* [Exercise instructions]:
Filter the lines below, copying only those with the string "Drawing".

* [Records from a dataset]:
▼▼▼

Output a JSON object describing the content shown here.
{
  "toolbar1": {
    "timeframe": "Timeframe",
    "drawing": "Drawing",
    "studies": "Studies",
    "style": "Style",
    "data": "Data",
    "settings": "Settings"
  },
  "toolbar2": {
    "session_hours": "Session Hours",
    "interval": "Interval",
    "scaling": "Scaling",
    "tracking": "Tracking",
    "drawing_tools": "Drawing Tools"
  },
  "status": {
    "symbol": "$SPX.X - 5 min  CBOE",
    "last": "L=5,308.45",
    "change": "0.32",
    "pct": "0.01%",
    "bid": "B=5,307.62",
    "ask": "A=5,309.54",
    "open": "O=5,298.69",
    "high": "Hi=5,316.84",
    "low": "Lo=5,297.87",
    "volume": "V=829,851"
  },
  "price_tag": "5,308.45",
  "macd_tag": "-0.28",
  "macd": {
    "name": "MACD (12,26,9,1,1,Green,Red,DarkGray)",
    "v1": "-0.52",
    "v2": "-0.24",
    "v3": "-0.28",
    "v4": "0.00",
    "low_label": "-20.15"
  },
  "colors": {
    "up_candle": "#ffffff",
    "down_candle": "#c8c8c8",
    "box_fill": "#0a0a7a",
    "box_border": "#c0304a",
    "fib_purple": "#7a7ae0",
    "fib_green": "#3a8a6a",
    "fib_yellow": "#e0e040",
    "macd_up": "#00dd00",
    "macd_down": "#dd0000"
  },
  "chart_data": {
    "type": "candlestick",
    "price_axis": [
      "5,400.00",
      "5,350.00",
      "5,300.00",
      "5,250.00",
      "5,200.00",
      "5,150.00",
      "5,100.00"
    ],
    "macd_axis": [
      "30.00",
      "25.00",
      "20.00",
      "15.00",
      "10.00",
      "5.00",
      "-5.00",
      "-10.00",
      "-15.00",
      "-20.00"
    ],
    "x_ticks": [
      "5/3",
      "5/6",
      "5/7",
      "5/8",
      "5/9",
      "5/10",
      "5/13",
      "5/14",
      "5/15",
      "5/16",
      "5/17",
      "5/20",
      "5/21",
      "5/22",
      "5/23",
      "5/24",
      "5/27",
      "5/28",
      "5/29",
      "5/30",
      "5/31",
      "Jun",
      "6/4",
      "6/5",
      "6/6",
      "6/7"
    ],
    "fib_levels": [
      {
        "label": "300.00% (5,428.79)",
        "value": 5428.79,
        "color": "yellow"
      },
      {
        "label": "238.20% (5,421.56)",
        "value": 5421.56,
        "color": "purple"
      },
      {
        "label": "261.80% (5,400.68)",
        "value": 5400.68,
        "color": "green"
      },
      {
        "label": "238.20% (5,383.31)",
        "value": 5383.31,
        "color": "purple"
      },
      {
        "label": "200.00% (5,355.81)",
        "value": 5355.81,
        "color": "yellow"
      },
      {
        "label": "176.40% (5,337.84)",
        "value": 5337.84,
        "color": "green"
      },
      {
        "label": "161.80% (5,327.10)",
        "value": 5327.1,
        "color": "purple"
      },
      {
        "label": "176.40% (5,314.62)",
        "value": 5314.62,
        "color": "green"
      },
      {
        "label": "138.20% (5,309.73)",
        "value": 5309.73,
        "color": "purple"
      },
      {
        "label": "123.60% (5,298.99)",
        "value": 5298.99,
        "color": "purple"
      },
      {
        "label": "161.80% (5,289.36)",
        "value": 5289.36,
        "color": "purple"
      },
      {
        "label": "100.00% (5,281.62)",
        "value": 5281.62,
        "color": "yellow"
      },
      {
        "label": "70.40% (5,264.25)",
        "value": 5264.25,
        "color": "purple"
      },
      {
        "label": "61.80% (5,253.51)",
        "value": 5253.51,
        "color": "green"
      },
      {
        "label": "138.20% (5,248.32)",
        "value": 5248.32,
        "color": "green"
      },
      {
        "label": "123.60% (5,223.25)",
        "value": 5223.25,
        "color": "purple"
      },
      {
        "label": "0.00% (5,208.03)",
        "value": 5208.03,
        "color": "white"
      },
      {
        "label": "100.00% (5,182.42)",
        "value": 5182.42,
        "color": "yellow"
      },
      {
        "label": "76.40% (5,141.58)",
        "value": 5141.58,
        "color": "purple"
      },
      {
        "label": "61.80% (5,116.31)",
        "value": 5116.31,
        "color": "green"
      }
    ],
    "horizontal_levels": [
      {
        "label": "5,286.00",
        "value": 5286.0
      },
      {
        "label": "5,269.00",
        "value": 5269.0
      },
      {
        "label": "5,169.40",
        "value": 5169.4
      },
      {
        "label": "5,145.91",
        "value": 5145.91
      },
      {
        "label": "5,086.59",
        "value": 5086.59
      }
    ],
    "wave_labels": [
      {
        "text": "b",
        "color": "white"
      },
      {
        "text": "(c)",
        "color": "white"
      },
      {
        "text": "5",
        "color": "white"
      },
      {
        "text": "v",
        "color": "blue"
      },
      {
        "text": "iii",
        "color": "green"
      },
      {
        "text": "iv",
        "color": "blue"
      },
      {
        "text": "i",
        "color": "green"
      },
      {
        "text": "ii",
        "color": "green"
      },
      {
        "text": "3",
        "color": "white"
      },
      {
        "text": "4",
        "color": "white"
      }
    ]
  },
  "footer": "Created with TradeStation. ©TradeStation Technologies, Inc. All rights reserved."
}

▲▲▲

* [Expected answer]:
    "drawing": "Drawing",
    "drawing_tools": "Drawing Tools"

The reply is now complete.